Please repeat each of the records that follow, exactly as written.
◇ ◇ ◇ ◇
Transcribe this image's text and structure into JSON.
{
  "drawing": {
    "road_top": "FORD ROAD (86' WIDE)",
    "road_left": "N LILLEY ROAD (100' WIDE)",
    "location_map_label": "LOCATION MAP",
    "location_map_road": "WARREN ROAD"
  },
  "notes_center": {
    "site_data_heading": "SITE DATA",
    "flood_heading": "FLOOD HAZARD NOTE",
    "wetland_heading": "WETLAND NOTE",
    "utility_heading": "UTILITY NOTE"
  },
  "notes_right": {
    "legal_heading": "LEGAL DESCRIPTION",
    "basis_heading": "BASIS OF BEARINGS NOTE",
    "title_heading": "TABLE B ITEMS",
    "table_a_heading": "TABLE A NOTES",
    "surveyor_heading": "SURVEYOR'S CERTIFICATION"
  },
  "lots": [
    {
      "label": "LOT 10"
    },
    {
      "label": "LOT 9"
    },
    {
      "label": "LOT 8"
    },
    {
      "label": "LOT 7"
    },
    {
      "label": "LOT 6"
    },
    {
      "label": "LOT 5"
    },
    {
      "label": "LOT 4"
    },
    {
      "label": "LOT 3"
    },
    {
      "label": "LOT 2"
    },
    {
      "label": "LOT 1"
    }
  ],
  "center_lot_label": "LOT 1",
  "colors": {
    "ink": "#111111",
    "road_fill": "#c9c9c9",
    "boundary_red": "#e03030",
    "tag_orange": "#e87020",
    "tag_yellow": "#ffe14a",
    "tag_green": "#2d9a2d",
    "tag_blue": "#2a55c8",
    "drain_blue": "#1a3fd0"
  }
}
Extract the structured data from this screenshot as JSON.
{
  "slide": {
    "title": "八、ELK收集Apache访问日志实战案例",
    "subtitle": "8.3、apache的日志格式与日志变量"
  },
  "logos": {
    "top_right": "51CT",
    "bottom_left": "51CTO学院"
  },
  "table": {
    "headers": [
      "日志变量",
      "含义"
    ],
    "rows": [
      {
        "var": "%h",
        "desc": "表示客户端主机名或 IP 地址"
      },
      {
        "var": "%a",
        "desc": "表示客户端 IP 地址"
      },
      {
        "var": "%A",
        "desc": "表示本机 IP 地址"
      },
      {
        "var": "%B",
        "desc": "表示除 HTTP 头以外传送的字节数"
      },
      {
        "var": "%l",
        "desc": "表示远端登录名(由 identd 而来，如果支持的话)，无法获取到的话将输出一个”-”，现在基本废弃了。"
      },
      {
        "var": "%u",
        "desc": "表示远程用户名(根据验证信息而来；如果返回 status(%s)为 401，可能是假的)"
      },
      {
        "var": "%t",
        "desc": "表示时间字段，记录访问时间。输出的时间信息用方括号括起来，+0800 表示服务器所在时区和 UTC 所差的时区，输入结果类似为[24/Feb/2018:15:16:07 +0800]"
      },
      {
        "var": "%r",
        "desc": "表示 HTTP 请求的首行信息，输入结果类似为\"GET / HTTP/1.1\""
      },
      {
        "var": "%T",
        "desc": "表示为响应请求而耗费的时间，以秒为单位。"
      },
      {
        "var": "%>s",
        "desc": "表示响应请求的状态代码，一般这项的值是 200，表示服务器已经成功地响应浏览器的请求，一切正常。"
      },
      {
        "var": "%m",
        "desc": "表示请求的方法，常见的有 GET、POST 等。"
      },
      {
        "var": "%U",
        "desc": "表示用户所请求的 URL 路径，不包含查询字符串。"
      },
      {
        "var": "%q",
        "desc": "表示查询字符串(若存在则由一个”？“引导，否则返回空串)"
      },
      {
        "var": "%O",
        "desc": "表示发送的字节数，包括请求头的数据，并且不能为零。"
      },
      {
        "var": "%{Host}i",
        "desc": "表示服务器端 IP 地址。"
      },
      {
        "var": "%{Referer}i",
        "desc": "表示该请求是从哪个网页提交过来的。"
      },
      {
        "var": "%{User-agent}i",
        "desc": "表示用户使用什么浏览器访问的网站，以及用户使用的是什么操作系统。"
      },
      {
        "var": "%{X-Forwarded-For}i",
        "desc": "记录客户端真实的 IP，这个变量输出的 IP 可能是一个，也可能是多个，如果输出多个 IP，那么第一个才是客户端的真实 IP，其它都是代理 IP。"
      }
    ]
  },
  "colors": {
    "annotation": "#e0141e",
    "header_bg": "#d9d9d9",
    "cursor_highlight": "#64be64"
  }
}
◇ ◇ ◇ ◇
The answer —
Transcribe this image's text and structure into JSON.
{
  "drawing": {
    "road_top": "FORD ROAD (86' WIDE)",
    "road_left": "N LILLEY ROAD (100' WIDE)",
    "location_map_label": "LOCATION MAP",
    "location_map_road": "WARREN ROAD"
  },
  "notes_center": {
    "site_data_heading": "SITE DATA",
    "flood_heading": "FLOOD HAZARD NOTE",
    "wetland_heading": "WETLAND NOTE",
    "utility_heading": "UTILITY NOTE"
  },
  "notes_right": {
    "legal_heading": "LEGAL DESCRIPTION",
    "basis_heading": "BASIS OF BEARINGS NOTE",
    "title_heading": "TABLE B ITEMS",
    "table_a_heading": "TABLE A NOTES",
    "surveyor_heading": "SURVEYOR'S CERTIFICATION"
  },
  "lots": [
    {
      "label": "LOT 10"
    },
    {
      "label": "LOT 9"
    },
    {
      "label": "LOT 8"
    },
    {
      "label": "LOT 7"
    },
    {
      "label": "LOT 6"
    },
    {
      "label": "LOT 5"
    },
    {
      "label": "LOT 4"
    },
    {
      "label": "LOT 3"
    },
    {
      "label": "LOT 2"
    },
    {
      "label": "LOT 1"
    }
  ],
  "center_lot_label": "LOT 1",
  "colors": {
    "ink": "#111111",
    "road_fill": "#c9c9c9",
    "boundary_red": "#e03030",
    "tag_orange": "#e87020",
    "tag_yellow": "#ffe14a",
    "tag_green": "#2d9a2d",
    "tag_blue": "#2a55c8",
    "drain_blue": "#1a3fd0"
  }
}
Extract the structured data from this screenshot as JSON.
{
  "slide": {
    "title": "八、ELK收集Apache访问日志实战案例",
    "subtitle": "8.3、apache的日志格式与日志变量"
  },
  "logos": {
    "top_right": "51CT",
    "bottom_left": "51CTO学院"
  },
  "table": {
    "headers": [
      "日志变量",
      "含义"
    ],
    "rows": [
      {
        "var": "%h",
        "desc": "表示客户端主机名或 IP 地址"
      },
      {
        "var": "%a",
        "desc": "表示客户端 IP 地址"
      },
      {
        "var": "%A",
        "desc": "表示本机 IP 地址"
      },
      {
        "var": "%B",
        "desc": "表示除 HTTP 头以外传送的字节数"
      },
      {
        "var": "%l",
        "desc": "表示远端登录名(由 identd 而来，如果支持的话)，无法获取到的话将输出一个”-”，现在基本废弃了。"
      },
      {
        "var": "%u",
        "desc": "表示远程用户名(根据验证信息而来；如果返回 status(%s)为 401，可能是假的)"
      },
      {
        "var": "%t",
        "desc": "表示时间字段，记录访问时间。输出的时间信息用方括号括起来，+0800 表示服务器所在时区和 UTC 所差的时区，输入结果类似为[24/Feb/2018:15:16:07 +0800]"
      },
      {
        "var": "%r",
        "desc": "表示 HTTP 请求的首行信息，输入结果类似为\"GET / HTTP/1.1\""
      },
      {
        "var": "%T",
        "desc": "表示为响应请求而耗费的时间，以秒为单位。"
      },
      {
        "var": "%>s",
        "desc": "表示响应请求的状态代码，一般这项的值是 200，表示服务器已经成功地响应浏览器的请求，一切正常。"
      },
      {
        "var": "%m",
        "desc": "表示请求的方法，常见的有 GET、POST 等。"
      },
      {
        "var": "%U",
        "desc": "表示用户所请求的 URL 路径，不包含查询字符串。"
      },
      {
        "var": "%q",
        "desc": "表示查询字符串(若存在则由一个”？“引导，否则返回空串)"
      },
      {
        "var": "%O",
        "desc": "表示发送的字节数，包括请求头的数据，并且不能为零。"
      },
      {
        "var": "%{Host}i",
        "desc": "表示服务器端 IP 地址。"
      },
      {
        "var": "%{Referer}i",
        "desc": "表示该请求是从哪个网页提交过来的。"
      },
      {
        "var": "%{User-agent}i",
        "desc": "表示用户使用什么浏览器访问的网站，以及用户使用的是什么操作系统。"
      },
      {
        "var": "%{X-Forwarded-For}i",
        "desc": "记录客户端真实的 IP，这个变量输出的 IP 可能是一个，也可能是多个，如果输出多个 IP，那么第一个才是客户端的真实 IP，其它都是代理 IP。"
      }
    ]
  },
  "colors": {
    "annotation": "#e0141e",
    "header_bg": "#d9d9d9",
    "cursor_highlight": "#64be64"
  }
}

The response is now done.